Apart from the pictures, write out the records that follow exactly.
§ §
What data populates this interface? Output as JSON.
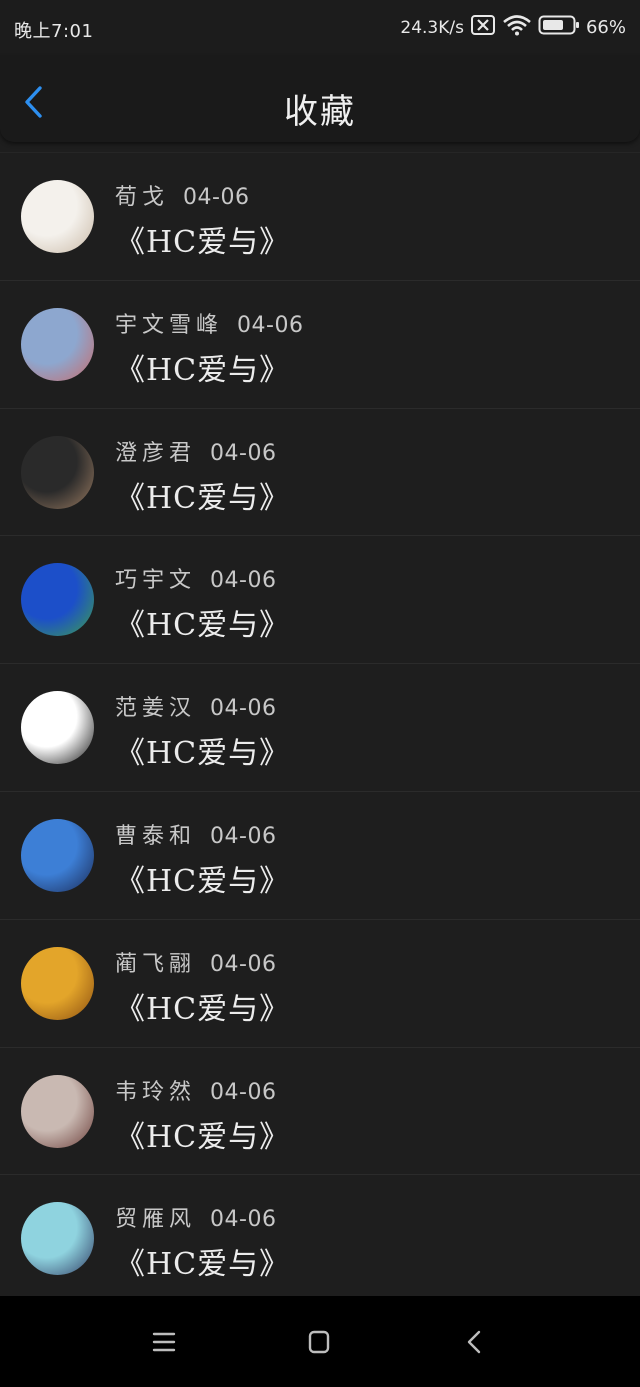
{
  "status_bar": {
    "time": "晚上7:01",
    "net_speed": "24.3K/s",
    "battery": "66%"
  },
  "header": {
    "title": "收藏"
  },
  "items": [
    {
      "name": "荀戈",
      "date": "04-06",
      "title": "《HC爱与》",
      "avatar_colors": [
        "#f4f1ec",
        "#c9b9a6"
      ]
    },
    {
      "name": "宇文雪峰",
      "date": "04-06",
      "title": "《HC爱与》",
      "avatar_colors": [
        "#8da7cf",
        "#c86a6a"
      ]
    },
    {
      "name": "澄彦君",
      "date": "04-06",
      "title": "《HC爱与》",
      "avatar_colors": [
        "#2a2a2a",
        "#9b7c62"
      ]
    },
    {
      "name": "巧宇文",
      "date": "04-06",
      "title": "《HC爱与》",
      "avatar_colors": [
        "#1c4fc9",
        "#3ea14a"
      ]
    },
    {
      "name": "范姜汉",
      "date": "04-06",
      "title": "《HC爱与》",
      "avatar_colors": [
        "#ffffff",
        "#111111"
      ]
    },
    {
      "name": "曹泰和",
      "date": "04-06",
      "title": "《HC爱与》",
      "avatar_colors": [
        "#3d7fd6",
        "#1b2a55"
      ]
    },
    {
      "name": "蔺飞翮",
      "date": "04-06",
      "title": "《HC爱与》",
      "avatar_colors": [
        "#e3a52a",
        "#8a4d11"
      ]
    },
    {
      "name": "韦玲然",
      "date": "04-06",
      "title": "《HC爱与》",
      "avatar_colors": [
        "#c9b9b2",
        "#6b3d39"
      ]
    },
    {
      "name": "贸雁风",
      "date": "04-06",
      "title": "《HC爱与》",
      "avatar_colors": [
        "#8fd3df",
        "#2f3b63"
      ]
    }
  ],
  "colors": {
    "accent": "#2d8ff0",
    "background": "#1e1e1e"
  },
  "icons": {
    "back": "chevron-left-icon",
    "menu": "menu-icon",
    "home": "home-square-icon",
    "nav_back": "nav-back-icon"
  }
}
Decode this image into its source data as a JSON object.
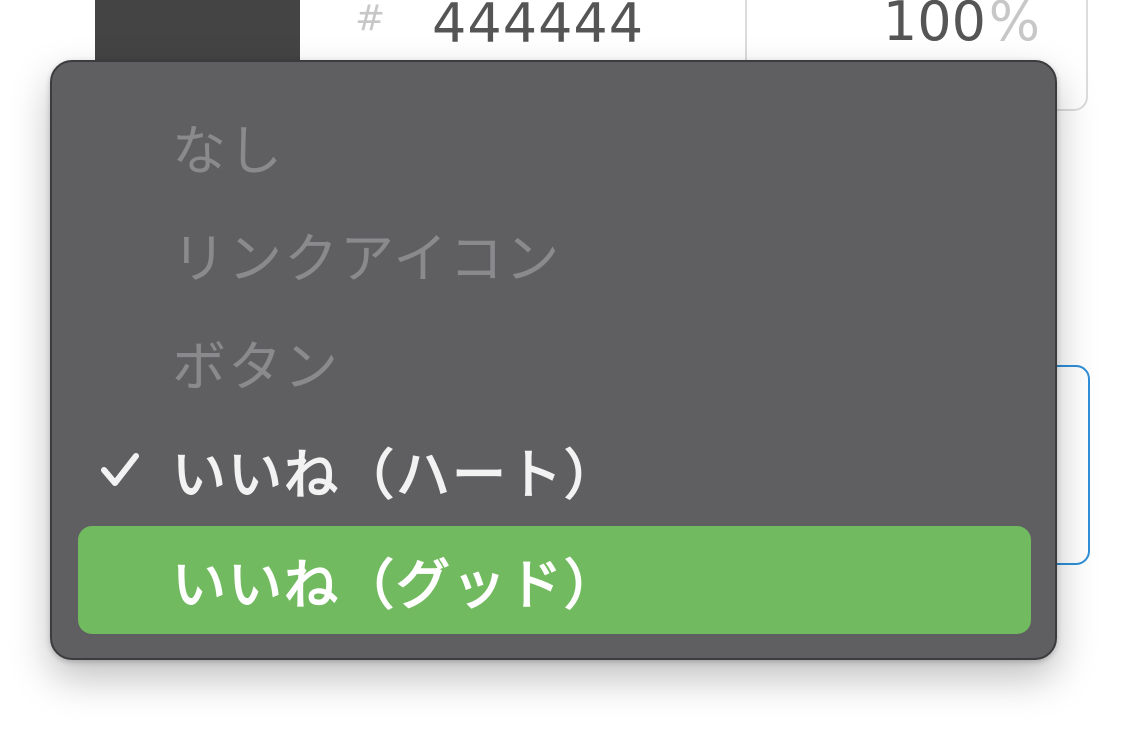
{
  "color_input": {
    "swatch_color": "#444444",
    "hash_symbol": "#",
    "hex_value": "444444",
    "opacity_value": "100",
    "opacity_unit": "%"
  },
  "dropdown": {
    "items": [
      {
        "label": "なし",
        "state": "disabled"
      },
      {
        "label": "リンクアイコン",
        "state": "disabled"
      },
      {
        "label": "ボタン",
        "state": "disabled"
      },
      {
        "label": "いいね（ハート）",
        "state": "checked"
      },
      {
        "label": "いいね（グッド）",
        "state": "highlighted"
      }
    ],
    "colors": {
      "menu_background": "#5f5f62",
      "highlight": "#72ba60",
      "focus_border": "#2f8fd8"
    },
    "icons": {
      "checked_item": "checkmark-icon"
    }
  }
}
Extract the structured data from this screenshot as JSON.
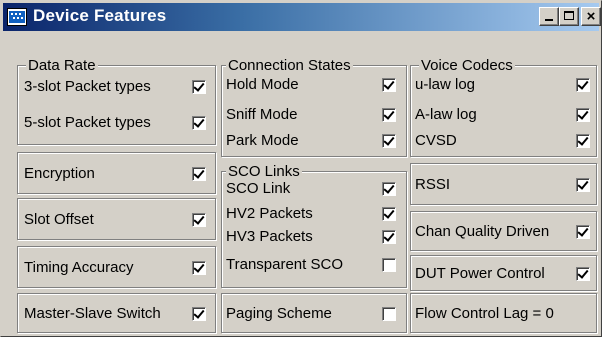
{
  "window": {
    "title": "Device Features"
  },
  "data_rate": {
    "legend": "Data Rate",
    "items": [
      {
        "label": "3-slot Packet types",
        "checked": true
      },
      {
        "label": "5-slot Packet types",
        "checked": true
      }
    ]
  },
  "connection_states": {
    "legend": "Connection States",
    "items": [
      {
        "label": "Hold Mode",
        "checked": true
      },
      {
        "label": "Sniff Mode",
        "checked": true
      },
      {
        "label": "Park Mode",
        "checked": true
      }
    ]
  },
  "voice_codecs": {
    "legend": "Voice Codecs",
    "items": [
      {
        "label": "u-law log",
        "checked": true
      },
      {
        "label": "A-law log",
        "checked": true
      },
      {
        "label": "CVSD",
        "checked": true
      }
    ]
  },
  "sco_links": {
    "legend": "SCO Links",
    "items": [
      {
        "label": "SCO Link",
        "checked": true
      },
      {
        "label": "HV2 Packets",
        "checked": true
      },
      {
        "label": "HV3 Packets",
        "checked": true
      },
      {
        "label": "Transparent SCO",
        "checked": false
      }
    ]
  },
  "single": {
    "encryption": {
      "label": "Encryption",
      "checked": true
    },
    "slot_offset": {
      "label": "Slot Offset",
      "checked": true
    },
    "timing_accuracy": {
      "label": "Timing Accuracy",
      "checked": true
    },
    "master_slave_switch": {
      "label": "Master-Slave Switch",
      "checked": true
    },
    "paging_scheme": {
      "label": "Paging Scheme",
      "checked": false
    },
    "rssi": {
      "label": "RSSI",
      "checked": true
    },
    "chan_quality_driven": {
      "label": "Chan Quality Driven",
      "checked": true
    },
    "dut_power_control": {
      "label": "DUT Power Control",
      "checked": true
    },
    "flow_control_lag": {
      "label": "Flow Control Lag = 0"
    }
  },
  "colors": {
    "face": "#d4d0c8",
    "title_start": "#0a246a",
    "title_end": "#a6caf0"
  }
}
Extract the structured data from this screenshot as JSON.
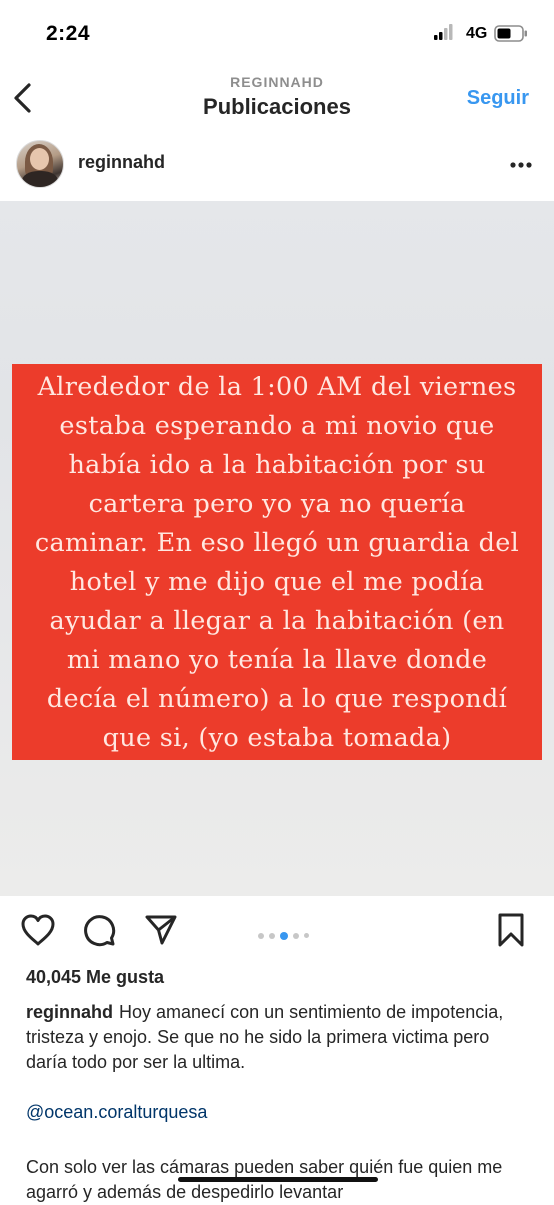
{
  "status_bar": {
    "time": "2:24",
    "network": "4G"
  },
  "nav": {
    "username": "REGINNAHD",
    "title": "Publicaciones",
    "follow_label": "Seguir"
  },
  "post": {
    "username": "reginnahd",
    "image_text": "Alrededor de la 1:00 AM del viernes estaba esperando a mi novio que había ido a la habitación por su cartera pero yo ya no quería caminar. En eso llegó un guardia del hotel y me dijo que el me podía ayudar a llegar a la habitación (en mi mano yo tenía la llave donde decía el número) a lo que respondí que si, (yo estaba tomada)",
    "image_background": "#e5e7ea",
    "box_color": "#ec3c2b",
    "carousel": {
      "count": 5,
      "active_index": 2
    },
    "likes": "40,045 Me gusta",
    "caption_user": "reginnahd",
    "caption_text": "Hoy amanecí con un sentimiento de impotencia, tristeza y enojo.  Se que no he sido la primera victima pero daría todo por ser la ultima.",
    "mention": "@ocean.coralturquesa",
    "more_text": "Con solo ver las cámaras pueden saber quién fue quien me agarró y además de despedirlo levantar"
  },
  "icons": [
    "back-chevron-icon",
    "more-dots-icon",
    "heart-icon",
    "comment-icon",
    "share-icon",
    "bookmark-icon"
  ],
  "colors": {
    "accent": "#3897f0",
    "mention": "#003569",
    "text": "#262626",
    "muted": "#8e8e8e"
  }
}
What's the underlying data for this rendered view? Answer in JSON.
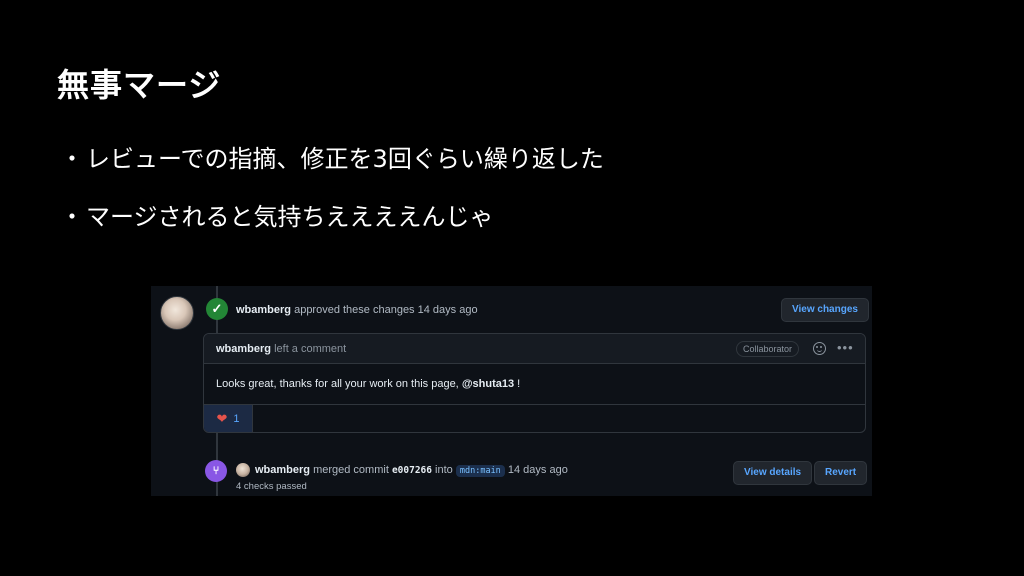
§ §
- [Output of the task]:
What data populates this interface? Output as JSON.
{
  "status_bar": {
    "time": "晚上7:01",
    "net_speed": "24.3K/s",
    "battery": "66%"
  },
  "header": {
    "title": "收藏"
  },
  "items": [
    {
      "name": "荀戈",
      "date": "04-06",
      "title": "《HC爱与》",
      "avatar_colors": [
        "#f4f1ec",
        "#c9b9a6"
      ]
    },
    {
      "name": "宇文雪峰",
      "date": "04-06",
      "title": "《HC爱与》",
      "avatar_colors": [
        "#8da7cf",
        "#c86a6a"
      ]
    },
    {
      "name": "澄彦君",
      "date": "04-06",
      "title": "《HC爱与》",
      "avatar_colors": [
        "#2a2a2a",
        "#9b7c62"
      ]
    },
    {
      "name": "巧宇文",
      "date": "04-06",
      "title": "《HC爱与》",
      "avatar_colors": [
        "#1c4fc9",
        "#3ea14a"
      ]
    },
    {
      "name": "范姜汉",
      "date": "04-06",
      "title": "《HC爱与》",
      "avatar_colors": [
        "#ffffff",
        "#111111"
      ]
    },
    {
      "name": "曹泰和",
      "date": "04-06",
      "title": "《HC爱与》",
      "avatar_colors": [
        "#3d7fd6",
        "#1b2a55"
      ]
    },
    {
      "name": "蔺飞翮",
      "date": "04-06",
      "title": "《HC爱与》",
      "avatar_colors": [
        "#e3a52a",
        "#8a4d11"
      ]
    },
    {
      "name": "韦玲然",
      "date": "04-06",
      "title": "《HC爱与》",
      "avatar_colors": [
        "#c9b9b2",
        "#6b3d39"
      ]
    },
    {
      "name": "贸雁风",
      "date": "04-06",
      "title": "《HC爱与》",
      "avatar_colors": [
        "#8fd3df",
        "#2f3b63"
      ]
    }
  ],
  "colors": {
    "accent": "#2d8ff0",
    "background": "#1e1e1e"
  },
  "icons": {
    "back": "chevron-left-icon",
    "menu": "menu-icon",
    "home": "home-square-icon",
    "nav_back": "nav-back-icon"
  }
}
Decode this image into its source data as a JSON object.
{
  "color_input": {
    "swatch_color": "#444444",
    "hash_symbol": "#",
    "hex_value": "444444",
    "opacity_value": "100",
    "opacity_unit": "%"
  },
  "dropdown": {
    "items": [
      {
        "label": "なし",
        "state": "disabled"
      },
      {
        "label": "リンクアイコン",
        "state": "disabled"
      },
      {
        "label": "ボタン",
        "state": "disabled"
      },
      {
        "label": "いいね（ハート）",
        "state": "checked"
      },
      {
        "label": "いいね（グッド）",
        "state": "highlighted"
      }
    ],
    "colors": {
      "menu_background": "#5f5f62",
      "highlight": "#72ba60",
      "focus_border": "#2f8fd8"
    },
    "icons": {
      "checked_item": "checkmark-icon"
    }
  }
}
Extract the structured data from this screenshot as JSON.
{
  "window": {
    "title": "Device Features"
  },
  "data_rate": {
    "legend": "Data Rate",
    "items": [
      {
        "label": "3-slot Packet types",
        "checked": true
      },
      {
        "label": "5-slot Packet types",
        "checked": true
      }
    ]
  },
  "connection_states": {
    "legend": "Connection States",
    "items": [
      {
        "label": "Hold Mode",
        "checked": true
      },
      {
        "label": "Sniff Mode",
        "checked": true
      },
      {
        "label": "Park Mode",
        "checked": true
      }
    ]
  },
  "voice_codecs": {
    "legend": "Voice Codecs",
    "items": [
      {
        "label": "u-law log",
        "checked": true
      },
      {
        "label": "A-law log",
        "checked": true
      },
      {
        "label": "CVSD",
        "checked": true
      }
    ]
  },
  "sco_links": {
    "legend": "SCO Links",
    "items": [
      {
        "label": "SCO Link",
        "checked": true
      },
      {
        "label": "HV2 Packets",
        "checked": true
      },
      {
        "label": "HV3 Packets",
        "checked": true
      },
      {
        "label": "Transparent SCO",
        "checked": false
      }
    ]
  },
  "single": {
    "encryption": {
      "label": "Encryption",
      "checked": true
    },
    "slot_offset": {
      "label": "Slot Offset",
      "checked": true
    },
    "timing_accuracy": {
      "label": "Timing Accuracy",
      "checked": true
    },
    "master_slave_switch": {
      "label": "Master-Slave Switch",
      "checked": true
    },
    "paging_scheme": {
      "label": "Paging Scheme",
      "checked": false
    },
    "rssi": {
      "label": "RSSI",
      "checked": true
    },
    "chan_quality_driven": {
      "label": "Chan Quality Driven",
      "checked": true
    },
    "dut_power_control": {
      "label": "DUT Power Control",
      "checked": true
    },
    "flow_control_lag": {
      "label": "Flow Control Lag = 0"
    }
  },
  "colors": {
    "face": "#d4d0c8",
    "title_start": "#0a246a",
    "title_end": "#a6caf0"
  }
}
Extract the structured data from this screenshot as JSON.
{
  "status_bar": {
    "time": "2:24",
    "network": "4G"
  },
  "nav": {
    "username": "REGINNAHD",
    "title": "Publicaciones",
    "follow_label": "Seguir"
  },
  "post": {
    "username": "reginnahd",
    "image_text": "Alrededor de la 1:00 AM del viernes estaba esperando a mi novio que había ido a la habitación por su cartera pero yo ya no quería caminar. En eso llegó un guardia del hotel y me dijo que el me podía ayudar a llegar a la habitación (en mi mano yo tenía la llave donde decía el número) a lo que respondí que si, (yo estaba tomada)",
    "image_background": "#e5e7ea",
    "box_color": "#ec3c2b",
    "carousel": {
      "count": 5,
      "active_index": 2
    },
    "likes": "40,045 Me gusta",
    "caption_user": "reginnahd",
    "caption_text": "Hoy amanecí con un sentimiento de impotencia, tristeza y enojo.  Se que no he sido la primera victima pero daría todo por ser la ultima.",
    "mention": "@ocean.coralturquesa",
    "more_text": "Con solo ver las cámaras pueden saber quién fue quien me agarró y además de despedirlo levantar"
  },
  "icons": [
    "back-chevron-icon",
    "more-dots-icon",
    "heart-icon",
    "comment-icon",
    "share-icon",
    "bookmark-icon"
  ],
  "colors": {
    "accent": "#3897f0",
    "mention": "#003569",
    "text": "#262626",
    "muted": "#8e8e8e"
  }
}
What's the underlying data for this rendered view? Answer in JSON.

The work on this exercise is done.